Dali was one of my first art loves and remains one of my favorite painters. Only Picasso and jazz musician Miles Davis rival Dali in terms of the protean nature of his development. I remember going to the Dali exhibit at the PMA in 2005 and marveling at the first room of the exhibition showing his early work. Almost every painting style imaginable was there, classicism, realism, impressionism, cubism, proto-surrealism, as if Dali could do it all and only had to choose which path to take. It was at that moment that I realized that Dali may have been the greatest draughtsman since the Renaissance.
My main in-person experience of Dali before that exhibit came from the PMA’s own Soft Construction with Boiled Beans (Premonition of Civil War) (above). Painted in 1936, the surreal monster looming over the desolate landscape depicts perfectly the madness that Europe was poised to descend into.

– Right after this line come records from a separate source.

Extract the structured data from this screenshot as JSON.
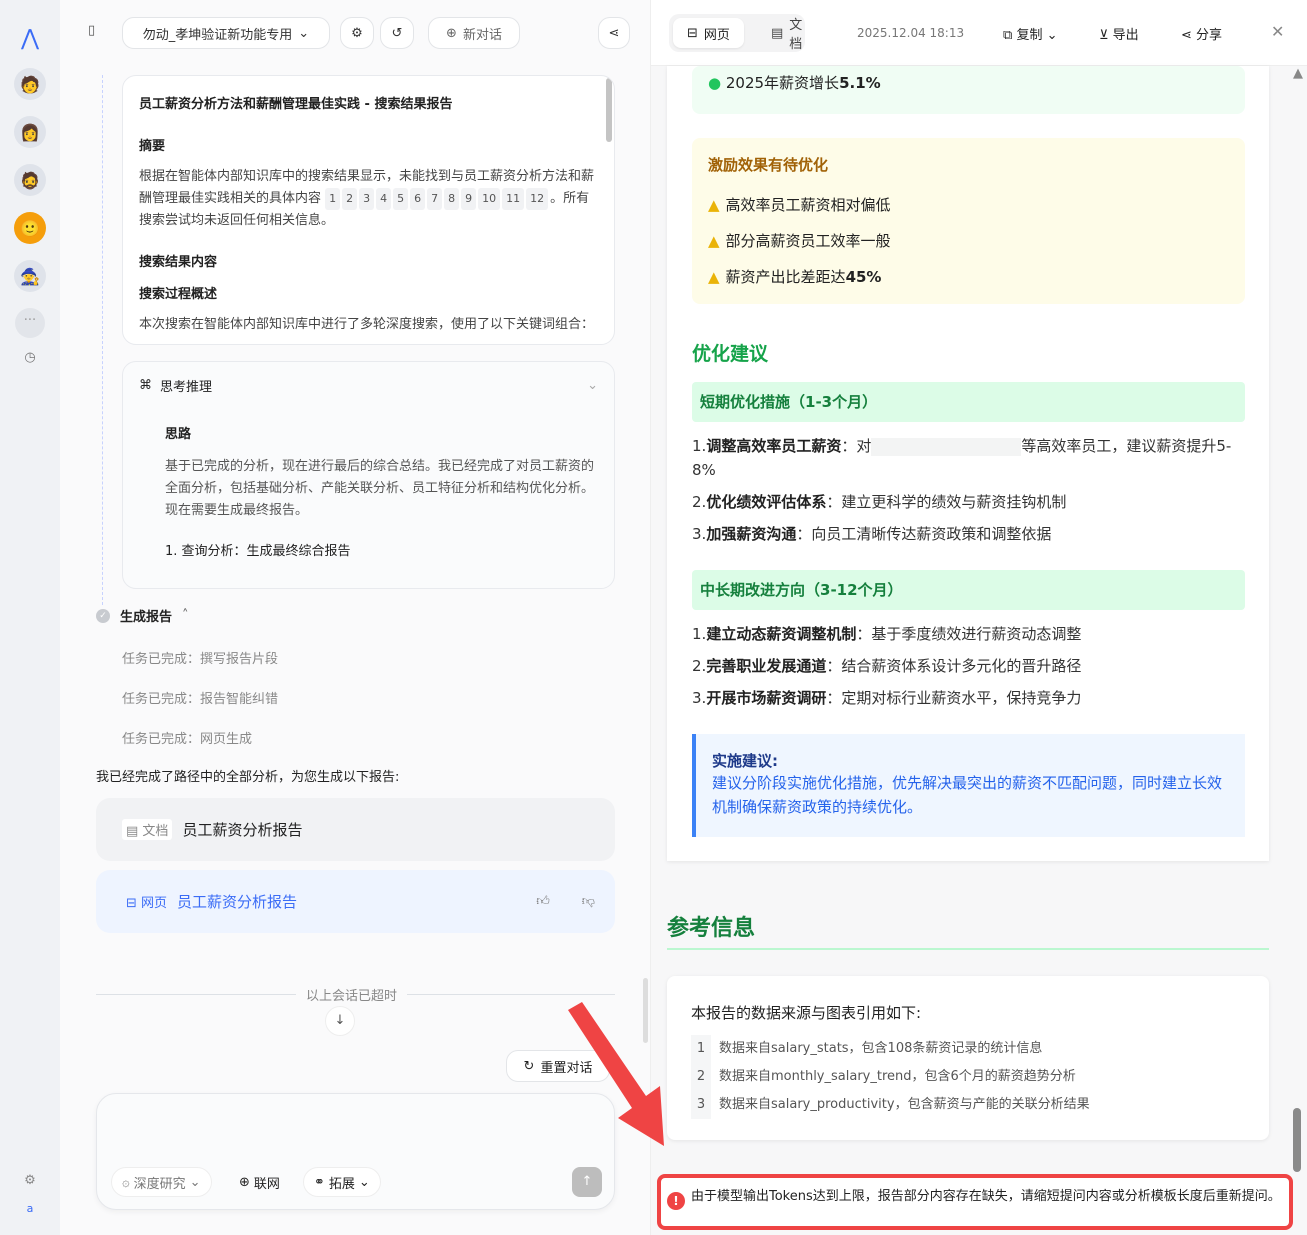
{
  "sidebar": {
    "bottom_user": "a"
  },
  "left": {
    "agent_select": "勿动_孝坤验证新功能专用",
    "new_chat": "新对话",
    "search_card": {
      "title": "员工薪资分析方法和薪酬管理最佳实践 - 搜索结果报告",
      "summary_heading": "摘要",
      "summary_text": "根据在智能体内部知识库中的搜索结果显示，未能找到与员工薪资分析方法和薪酬管理最佳实践相关的具体内容",
      "refs": [
        "1",
        "2",
        "3",
        "4",
        "5",
        "6",
        "7",
        "8",
        "9",
        "10",
        "11",
        "12"
      ],
      "summary_tail": "。所有搜索尝试均未返回任何相关信息。",
      "results_heading": "搜索结果内容",
      "process_heading": "搜索过程概述",
      "process_text": "本次搜索在智能体内部知识库中进行了多轮深度搜索，使用了以下关键词组合："
    },
    "thinking": {
      "title": "思考推理",
      "subtitle": "思路",
      "text": "基于已完成的分析，现在进行最后的综合总结。我已经完成了对员工薪资的全面分析，包括基础分析、产能关联分析、员工特征分析和结构优化分析。现在需要生成最终报告。",
      "step": "1. 查询分析：生成最终综合报告"
    },
    "generate": {
      "title": "生成报告",
      "tasks": [
        "任务已完成：撰写报告片段",
        "任务已完成：报告智能纠错",
        "任务已完成：网页生成"
      ]
    },
    "done_text": "我已经完成了路径中的全部分析，为您生成以下报告:",
    "doc_card": {
      "tag": "文档",
      "title": "员工薪资分析报告"
    },
    "web_card": {
      "tag": "网页",
      "title": "员工薪资分析报告"
    },
    "timeout": "以上会话已超时",
    "reset": "重置对话",
    "input": {
      "placeholder": "",
      "deep": "深度研究",
      "web": "联网",
      "ext": "拓展"
    }
  },
  "right": {
    "tabs": [
      "网页",
      "文档"
    ],
    "timestamp": "2025.12.04 18:13",
    "copy": "复制",
    "export": "导出",
    "share": "分享",
    "growth": {
      "text": "2025年薪资增长",
      "value": "5.1%"
    },
    "incentive": {
      "title": "激励效果有待优化",
      "items": [
        {
          "text": "高效率员工薪资相对偏低",
          "bold": ""
        },
        {
          "text": "部分高薪资员工效率一般",
          "bold": ""
        },
        {
          "text": "薪资产出比差距达",
          "bold": "45%"
        }
      ]
    },
    "opt_title": "优化建议",
    "short": {
      "title": "短期优化措施（1-3个月）",
      "items": [
        {
          "n": "1.",
          "b": "调整高效率员工薪资",
          "t": "：对",
          "t2": "等高效率员工，建议薪资提升5-8%"
        },
        {
          "n": "2.",
          "b": "优化绩效评估体系",
          "t": "：建立更科学的绩效与薪资挂钩机制"
        },
        {
          "n": "3.",
          "b": "加强薪资沟通",
          "t": "：向员工清晰传达薪资政策和调整依据"
        }
      ]
    },
    "mid": {
      "title": "中长期改进方向（3-12个月）",
      "items": [
        {
          "n": "1.",
          "b": "建立动态薪资调整机制",
          "t": "：基于季度绩效进行薪资动态调整"
        },
        {
          "n": "2.",
          "b": "完善职业发展通道",
          "t": "：结合薪资体系设计多元化的晋升路径"
        },
        {
          "n": "3.",
          "b": "开展市场薪资调研",
          "t": "：定期对标行业薪资水平，保持竞争力"
        }
      ]
    },
    "impl": {
      "title": "实施建议:",
      "text": "建议分阶段实施优化措施，优先解决最突出的薪资不匹配问题，同时建立长效机制确保薪资政策的持续优化。"
    },
    "ref_title": "参考信息",
    "ref_intro": "本报告的数据来源与图表引用如下:",
    "refs": [
      {
        "n": "1",
        "t": "数据来自salary_stats，包含108条薪资记录的统计信息"
      },
      {
        "n": "2",
        "t": "数据来自monthly_salary_trend，包含6个月的薪资趋势分析"
      },
      {
        "n": "3",
        "t": "数据来自salary_productivity，包含薪资与产能的关联分析结果"
      }
    ],
    "error": "由于模型输出Tokens达到上限，报告部分内容存在缺失，请缩短提问内容或分析模板长度后重新提问。"
  },
  "colors": {
    "accent": "#3b6cf6",
    "green": "#15803d",
    "annotation": "#ef4444"
  }
}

Only madness can speak of madness, and Dali’s surrealist approach now seems the only possible way of depicting that time (or any time of impending war, for that matter).
Despite Dali’s less appealing traits (his apparent anti-Semitism) and actions (his betrayal of filmmaker Luis Bunuel), the sense of fun and playfulness that Dali interjected into art and art history still makes me want to embrace him. Dali’s Ghost of Vermeer of Delft Which Can Be Used as a Table from 1934 (below) personifies this playful approach to the gods of art history, making even the venerated Vermeer seem silly and, thus, actually more human by transforming him into a piece of furniture. Through his relentless self-promotion and incredible talent to back it up, Dali brought serious modern art to mainstream culture in a way that few others did before and fewer have done since.
(BTW, the Virtual Dali site is a very cool place to delve into Dali further.)
(Also, BTW, the Dali exhibit at the PMA in 2005 sold my all-time favorite piece of museum gift shop kitsch—a dinner plate with Dali’s signature ants “running” across the surface! Perfect for picnics!)